October 6, 2009
Already renowned for its state-of-the-art cogeneration plant that recycles hot exhaust to generate steam, Amherst College’s electrical use has become even greener lately, thanks to a new agreement that’s bringing power to the campus from Canada.
College officials inked the initial three-month deal with TransCanada in June, and recently renewed it for another three months, primarily because the utility company produces about 50 percent of its electricity using renewable resources such as water and wind at a price that’s competitive with other providers.
“The power we were purchasing previously was primarily derived from traditional sources – coal, oil, natural gas and nuclear,” said Jim Brassord, associate treasurer and director of facilities at Amherst College. “TransCanada has a much stronger renewable component.”
“This agreement allows the college to buy greener electricity at a very competitive price during times when the cogeneration plant can’t provide enough for the college,” he added. “We’ve drastically reduced our CO2 emissions over the last few months as a result.”
In another green energy development, the college has recently been designated as a Green Power Partner by the U.S. Environmental Protection Agency. The EPA's Green Power Partnership works with more than 1,100 partner organizations to voluntarily purchase green power to reduce the environmental impacts of conventional electricity use. Green power is generated from renewable resources such as solar, wind, geothermal, biogas, biomass, and low-impact hydro. EPA co-sponsors the Green Power Leadership Awards in conjunction with the U.S. Department of Energy and the Center for Resource Solutions.

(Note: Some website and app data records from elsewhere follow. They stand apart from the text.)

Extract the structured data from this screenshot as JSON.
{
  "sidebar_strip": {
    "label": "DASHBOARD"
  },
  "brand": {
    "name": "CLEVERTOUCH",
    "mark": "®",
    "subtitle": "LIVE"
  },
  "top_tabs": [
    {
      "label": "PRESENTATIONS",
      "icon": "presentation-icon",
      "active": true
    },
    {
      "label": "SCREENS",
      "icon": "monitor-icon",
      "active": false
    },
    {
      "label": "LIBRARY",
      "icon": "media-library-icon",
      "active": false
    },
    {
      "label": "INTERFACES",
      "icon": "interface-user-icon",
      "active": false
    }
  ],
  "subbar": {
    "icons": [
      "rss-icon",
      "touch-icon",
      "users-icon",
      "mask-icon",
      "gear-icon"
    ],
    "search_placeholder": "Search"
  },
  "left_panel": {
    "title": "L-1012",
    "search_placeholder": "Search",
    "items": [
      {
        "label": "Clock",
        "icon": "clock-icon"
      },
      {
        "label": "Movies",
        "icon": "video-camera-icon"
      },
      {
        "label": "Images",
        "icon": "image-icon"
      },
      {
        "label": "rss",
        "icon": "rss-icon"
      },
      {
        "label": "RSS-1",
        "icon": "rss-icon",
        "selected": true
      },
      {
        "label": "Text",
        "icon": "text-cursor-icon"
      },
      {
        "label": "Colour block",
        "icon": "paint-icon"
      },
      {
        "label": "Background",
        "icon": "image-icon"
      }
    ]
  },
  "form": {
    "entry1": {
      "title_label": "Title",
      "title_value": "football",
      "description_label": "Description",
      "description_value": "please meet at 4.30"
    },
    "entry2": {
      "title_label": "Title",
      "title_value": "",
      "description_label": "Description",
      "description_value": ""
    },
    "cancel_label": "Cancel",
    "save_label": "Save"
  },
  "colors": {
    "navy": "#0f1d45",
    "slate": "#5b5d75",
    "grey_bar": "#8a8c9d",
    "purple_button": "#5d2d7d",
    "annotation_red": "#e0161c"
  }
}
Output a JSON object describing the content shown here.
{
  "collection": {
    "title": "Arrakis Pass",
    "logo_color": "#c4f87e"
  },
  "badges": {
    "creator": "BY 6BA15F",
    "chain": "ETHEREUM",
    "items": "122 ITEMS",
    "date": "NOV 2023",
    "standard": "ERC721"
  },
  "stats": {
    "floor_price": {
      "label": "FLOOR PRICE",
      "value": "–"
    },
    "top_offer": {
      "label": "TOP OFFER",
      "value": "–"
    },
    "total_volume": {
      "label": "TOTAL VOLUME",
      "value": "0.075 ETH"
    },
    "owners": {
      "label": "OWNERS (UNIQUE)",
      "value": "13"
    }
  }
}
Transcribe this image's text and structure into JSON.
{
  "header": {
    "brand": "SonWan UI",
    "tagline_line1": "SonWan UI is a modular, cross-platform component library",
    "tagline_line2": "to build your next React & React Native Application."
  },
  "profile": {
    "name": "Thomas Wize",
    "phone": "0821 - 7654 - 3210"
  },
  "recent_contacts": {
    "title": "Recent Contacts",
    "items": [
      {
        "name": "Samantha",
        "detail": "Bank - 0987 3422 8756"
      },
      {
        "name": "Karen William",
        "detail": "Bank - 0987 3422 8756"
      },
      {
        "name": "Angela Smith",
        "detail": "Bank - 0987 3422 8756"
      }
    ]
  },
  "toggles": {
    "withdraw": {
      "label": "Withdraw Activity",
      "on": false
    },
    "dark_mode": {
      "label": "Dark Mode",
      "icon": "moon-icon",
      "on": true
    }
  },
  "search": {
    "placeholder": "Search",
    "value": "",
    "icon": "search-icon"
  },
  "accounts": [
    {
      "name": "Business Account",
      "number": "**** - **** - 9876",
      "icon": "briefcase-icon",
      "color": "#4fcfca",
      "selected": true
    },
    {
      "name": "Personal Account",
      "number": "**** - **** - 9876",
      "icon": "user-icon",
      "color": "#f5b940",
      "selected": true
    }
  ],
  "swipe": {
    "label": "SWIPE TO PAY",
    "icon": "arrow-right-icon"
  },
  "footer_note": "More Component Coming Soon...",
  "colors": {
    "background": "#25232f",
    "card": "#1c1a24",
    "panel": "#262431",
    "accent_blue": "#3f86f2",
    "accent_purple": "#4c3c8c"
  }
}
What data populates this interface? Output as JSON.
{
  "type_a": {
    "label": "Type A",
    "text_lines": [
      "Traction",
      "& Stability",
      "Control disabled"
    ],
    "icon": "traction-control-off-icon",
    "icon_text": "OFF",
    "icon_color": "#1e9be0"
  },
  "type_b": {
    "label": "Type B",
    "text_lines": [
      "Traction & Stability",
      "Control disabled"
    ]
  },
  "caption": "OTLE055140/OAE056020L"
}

Amherst College was singled out for its willingness to purchase Renewable Energy Credits (RECs) to offset the carbon from approximately 3 percent of its electrical load.
“The money we put into the system will help fund renewable energy projects that will offset the carbon that would have been produced by traditional means,” Brassord said.
It’s important to note that we didn’t take 3 percent of our utility budget to do this. Instead, three percent of our total power buy went into this voluntary program.”
The Green Power Partnership is a voluntary program that encourages organizations to buy green power as a way to reduce the environmental impacts associated with purchased electricity use. The Partnership currently has hundreds of Partner organizations voluntarily purchasing billions of kilowatt-hours of green power annually. Partners include a wide variety of leading organizations such as Fortune 500 companies, small and medium sized businesses, local, state, and federal governments, and colleges and universities.
Looking forward, Brassord said he hopes to continue using TransCanada or another comparatively greener utility company in the future to provide electricity to Amherst College.
“We’ll do all we can to continue this partnership because it’s proven to be cost effective and it’s reduced our environmental footprint,” Brassord said.